As part of our ongoing effort to keep Habele volunteers and donors informed about cultural and political developments in Micronesia’s remote Outer Islands we have compiled this brief overview of national indicators. It is important to keep in mind that these figures reflect either federal averages or the data gathered in district centers, and that the situation in the Outer Islands tends to be significantly less developed.

The Asian Development Bank’s four-page 2007 Fact Sheet on Micronesia is a great place to start. The Bank notes The FSM economy is dominated by a public sector funded by sector grants under the Compact II assistance arrangement with the United States (US). Despite significant levels of development assistance, the FSM economy averaged annual growth of only 1.8% during Compact I (1987–2003). It contracted 0.7% in 2006.

The 2007 Infant Mortality Rate for Micronesia is reported at 42 per 1000 (close to the Pacific/ East Asia average, but compared to just 8 per 1000 in the United States) and the Per Capita Gross National Income is US $2,300 - about 1/20th of that in the US.

The International Monetary Fund’s Selected Issues and Statistical Appendix for the Federated States of Micronesia is forty-five page compilation of facts and figures. The IMF explains that since 2001, private sector growth has stagnated. During 2001–05, private sector GDP grew by 0.9 percent on average, compared with 2.2 percent for the public sector. As a result, the private sector’s share in GDP fell to 29 percent in 2005, compared to 40 percent for the public sector.

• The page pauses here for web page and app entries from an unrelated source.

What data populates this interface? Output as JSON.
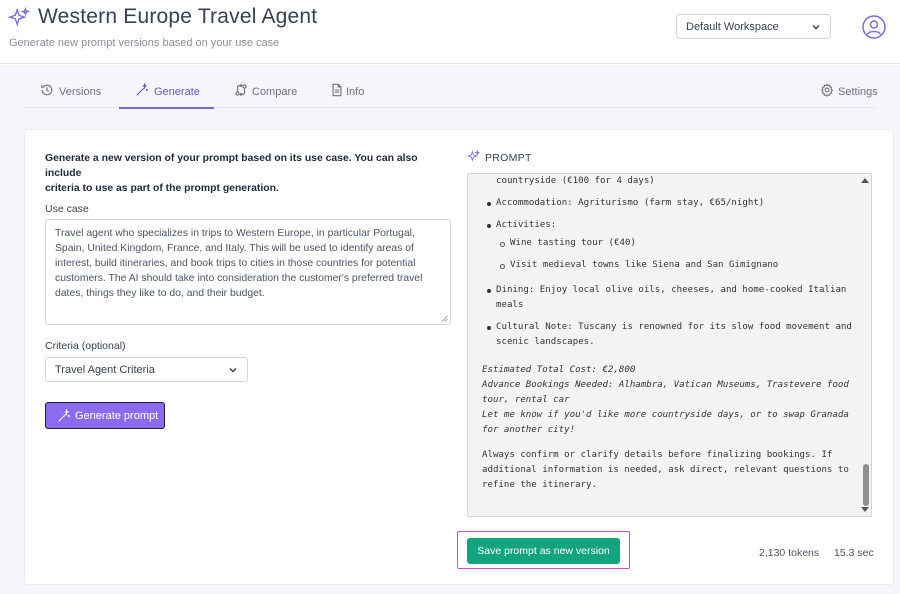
{
  "header": {
    "title": "Western Europe Travel Agent",
    "subtitle": "Generate new prompt versions based on your use case",
    "workspace": "Default Workspace"
  },
  "tabs": [
    {
      "label": "Versions"
    },
    {
      "label": "Generate"
    },
    {
      "label": "Compare"
    },
    {
      "label": "Info"
    }
  ],
  "settings_label": "Settings",
  "form": {
    "intro_line1": "Generate a new version of your prompt based on its use case. You can also include",
    "intro_line2": "criteria to use as part of the prompt generation.",
    "use_case_label": "Use case",
    "use_case_lines": [
      "Travel agent who specializes in trips to Western Europe, in particular Portugal,",
      "Spain, United Kingdom, France, and Italy. This will be used to identify areas of",
      "interest, build itineraries, and book trips to cities in those countries for potential",
      "customers. The AI should take into consideration the customer's preferred travel",
      "dates, things they like to do, and their budget."
    ],
    "criteria_label": "Criteria (optional)",
    "criteria_value": "Travel Agent Criteria",
    "generate_button": "Generate prompt"
  },
  "prompt": {
    "heading": "PROMPT",
    "lines": {
      "l0": "countryside (€100 for 4 days)",
      "l1": "Accommodation: Agriturismo (farm stay, €65/night)",
      "l2": "Activities:",
      "l3": "Wine tasting tour (€40)",
      "l4": "Visit medieval towns like Siena and San Gimignano",
      "l5a": "Dining: Enjoy local olive oils, cheeses, and home-cooked Italian",
      "l5b": "meals",
      "l6a": "Cultural Note: Tuscany is renowned for its slow food movement and",
      "l6b": "scenic landscapes.",
      "l7": "Estimated Total Cost: €2,800",
      "l8": "Advance Bookings Needed: Alhambra, Vatican Museums, Trastevere food",
      "l9": "tour, rental car",
      "l10": "Let me know if you'd like more countryside days, or to swap Granada",
      "l11": "for another city!",
      "l12": "Always confirm or clarify details before finalizing bookings. If",
      "l13": "additional information is needed, ask direct, relevant questions to",
      "l14": "refine the itinerary."
    },
    "save_button": "Save prompt as new version",
    "tokens": "2,130 tokens",
    "duration": "15.3 sec"
  },
  "colors": {
    "accent": "#7c6ad6",
    "button_purple": "#8b6cf0",
    "save_green": "#12a37f",
    "highlight_pink": "#e040c8"
  }
}
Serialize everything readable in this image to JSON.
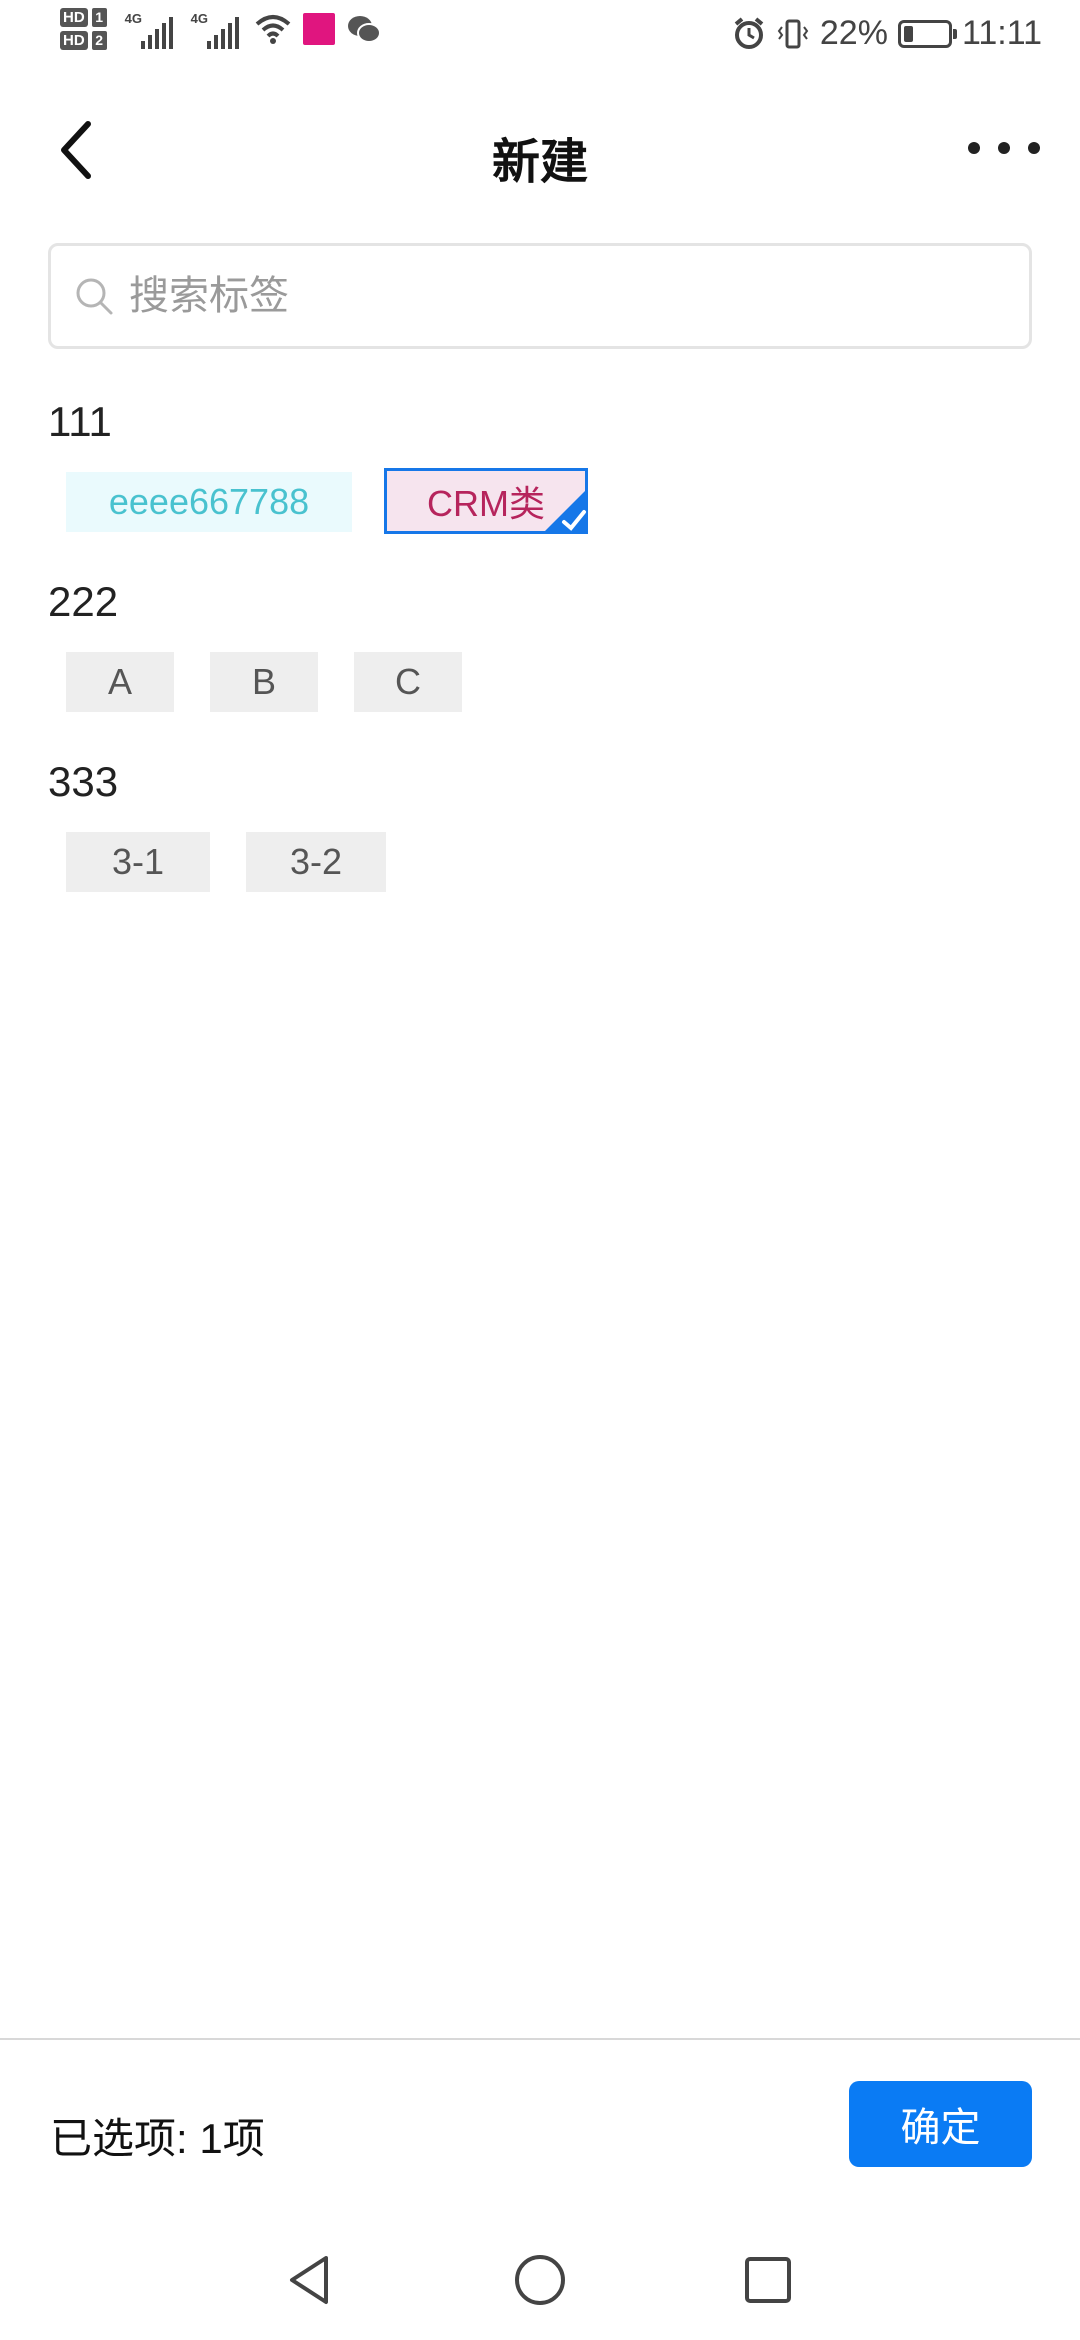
{
  "status_bar": {
    "hd1": "HD",
    "hd1_num": "1",
    "hd2": "HD",
    "hd2_num": "2",
    "network1": "4G",
    "network2": "4G",
    "battery_percent": "22%",
    "battery_level": 0.22,
    "time": "11:11"
  },
  "header": {
    "title": "新建",
    "back_icon": "chevron-left-icon",
    "more_icon": "more-horizontal-icon"
  },
  "search": {
    "placeholder": "搜索标签",
    "value": ""
  },
  "groups": [
    {
      "title": "111",
      "tags": [
        {
          "label": "eeee667788",
          "style": "cyan",
          "selected": false
        },
        {
          "label": "CRM类",
          "style": "magenta",
          "selected": true
        }
      ]
    },
    {
      "title": "222",
      "tags": [
        {
          "label": "A",
          "style": "gray",
          "selected": false
        },
        {
          "label": "B",
          "style": "gray",
          "selected": false
        },
        {
          "label": "C",
          "style": "gray",
          "selected": false
        }
      ]
    },
    {
      "title": "333",
      "tags": [
        {
          "label": "3-1",
          "style": "gray",
          "selected": false
        },
        {
          "label": "3-2",
          "style": "gray",
          "selected": false
        }
      ]
    }
  ],
  "footer": {
    "selected_text": "已选项: 1项",
    "confirm_label": "确定"
  },
  "colors": {
    "accent": "#0a7bf4",
    "selected_border": "#1677e8",
    "selected_text": "#b6245c",
    "cyan_text": "#49c2cf"
  }
}
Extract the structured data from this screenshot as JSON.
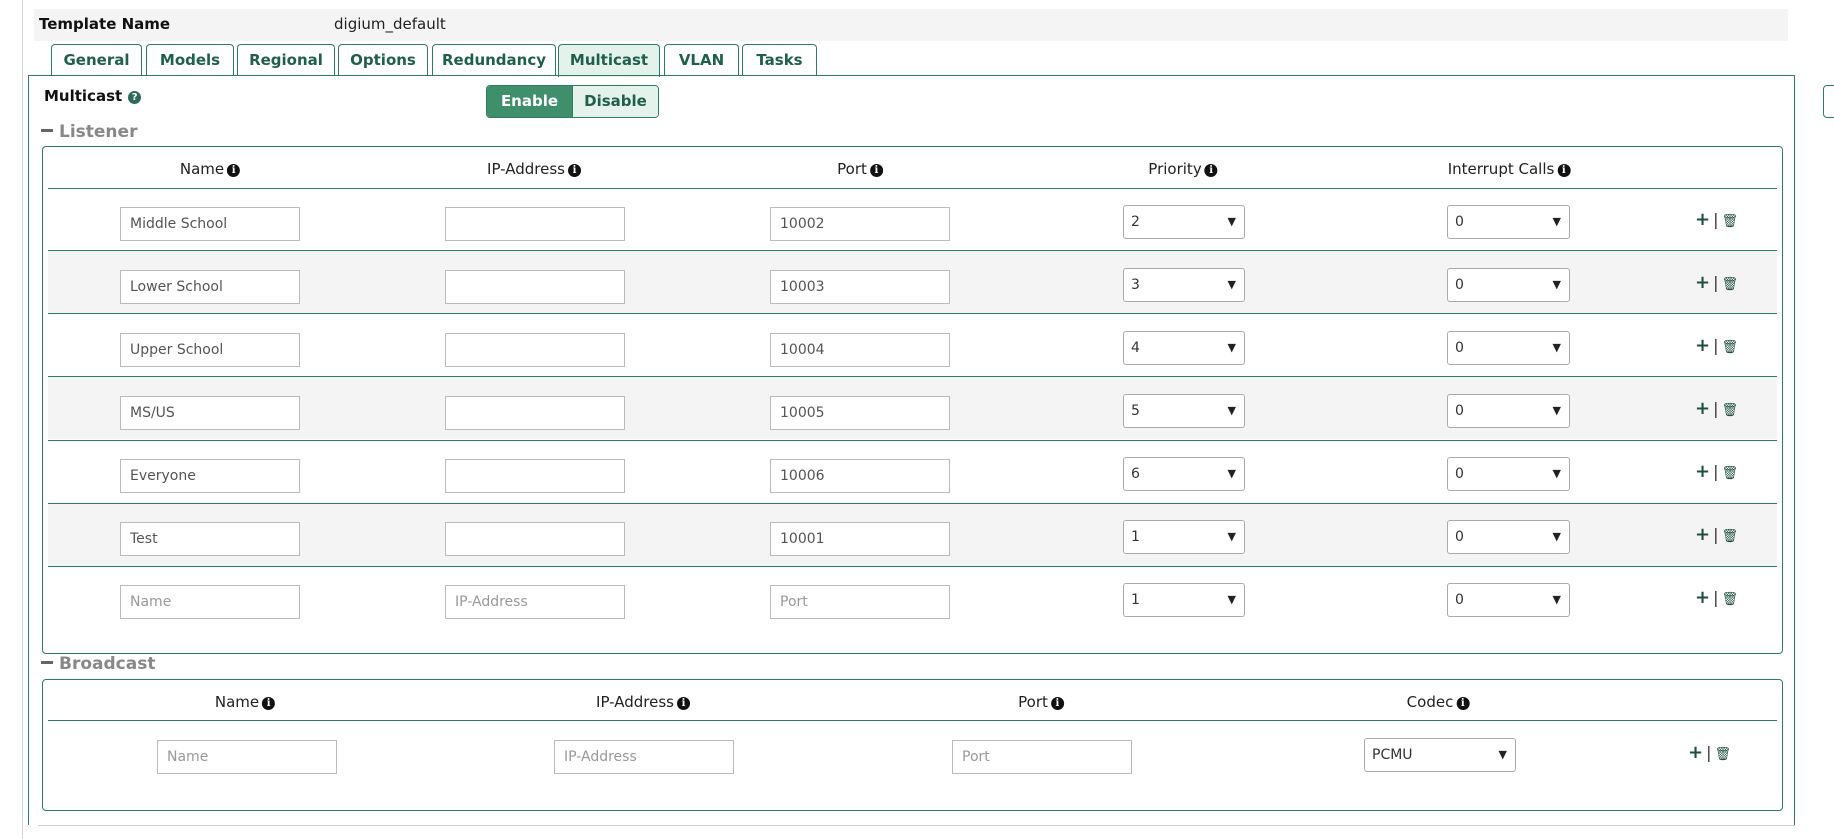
{
  "template": {
    "label": "Template Name",
    "value": "digium_default"
  },
  "tabs": [
    "General",
    "Models",
    "Regional",
    "Options",
    "Redundancy",
    "Multicast",
    "VLAN",
    "Tasks"
  ],
  "active_tab": "Multicast",
  "multicast": {
    "label": "Multicast",
    "enable_label": "Enable",
    "disable_label": "Disable",
    "state": "Enable"
  },
  "listener": {
    "title": "Listener",
    "headers": {
      "name": "Name",
      "ip": "IP-Address",
      "port": "Port",
      "priority": "Priority",
      "interrupt": "Interrupt Calls"
    },
    "rows": [
      {
        "name": "Middle School",
        "ip": "",
        "port": "10002",
        "priority": "2",
        "interrupt": "0"
      },
      {
        "name": "Lower School",
        "ip": "",
        "port": "10003",
        "priority": "3",
        "interrupt": "0"
      },
      {
        "name": "Upper School",
        "ip": "",
        "port": "10004",
        "priority": "4",
        "interrupt": "0"
      },
      {
        "name": "MS/US",
        "ip": "",
        "port": "10005",
        "priority": "5",
        "interrupt": "0"
      },
      {
        "name": "Everyone",
        "ip": "",
        "port": "10006",
        "priority": "6",
        "interrupt": "0"
      },
      {
        "name": "Test",
        "ip": "",
        "port": "10001",
        "priority": "1",
        "interrupt": "0"
      }
    ],
    "new_row": {
      "name_placeholder": "Name",
      "ip_placeholder": "IP-Address",
      "port_placeholder": "Port",
      "priority": "1",
      "interrupt": "0"
    }
  },
  "broadcast": {
    "title": "Broadcast",
    "headers": {
      "name": "Name",
      "ip": "IP-Address",
      "port": "Port",
      "codec": "Codec"
    },
    "new_row": {
      "name_placeholder": "Name",
      "ip_placeholder": "IP-Address",
      "port_placeholder": "Port",
      "codec": "PCMU"
    }
  },
  "icons": {
    "help": "question-icon",
    "info": "info-icon",
    "add": "plus-icon",
    "delete": "trash-icon",
    "section": "collapse-minus-icon"
  },
  "colors": {
    "accent": "#2e7d62",
    "enable_bg": "#3f8e6c",
    "tab_active_bg": "#e4f2ec",
    "row_alt": "#f4f4f4"
  }
}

During this period, employment in manufacturing, construction, and tourism fell sharply, while in services, mainly retail, it expanded.

The Fund is also cautious about the future, and fears that this stagnation will worsen in coming years. Analysis shows that the barriers to conducting business make Micronesia an unlikely candidate for growth. There is evidence within the region suggesting a link between the business climate and private sector growth. A simple plot of average growth rates during 2000–06 and the World Bank’s Doing Business in 2007: How to Reform rankings show that Pacific Island Countries (PICs) with lower costs of doing business featured faster average growth rates. With Micronesia ranking near the bottom among PICs in both the business environment and growth performance, improving the regulatory regime could yield significant economic benefits. Overall, Micronesia ranked 106th among the 175 participating counties and at the bottom among Pacific Island Countries in the ease of doing business.

The Secretariat of the Pacific Community’s Statistics Unit is another great resource. The Secretariat reports that only 23.5 percent of the Micronesian population has access to “improved sanitation,” though 92.8 percent enjoy access to improved drinking water.”

Also worth a look is the United Nations Population Fund’s Indicators, and the World Bank’s guide to doing business in Micronesia.

The Habele Outer Island Education Fund is a US-based nonprofit dedicated to promoting educational opportunity and accomplishment in the remote islands and atolls of Micronesia’s Outer Islands. Through scholarships to private schools and material support to public schools we work to provide a firm basis for personal, island, and national growth in Micronesia.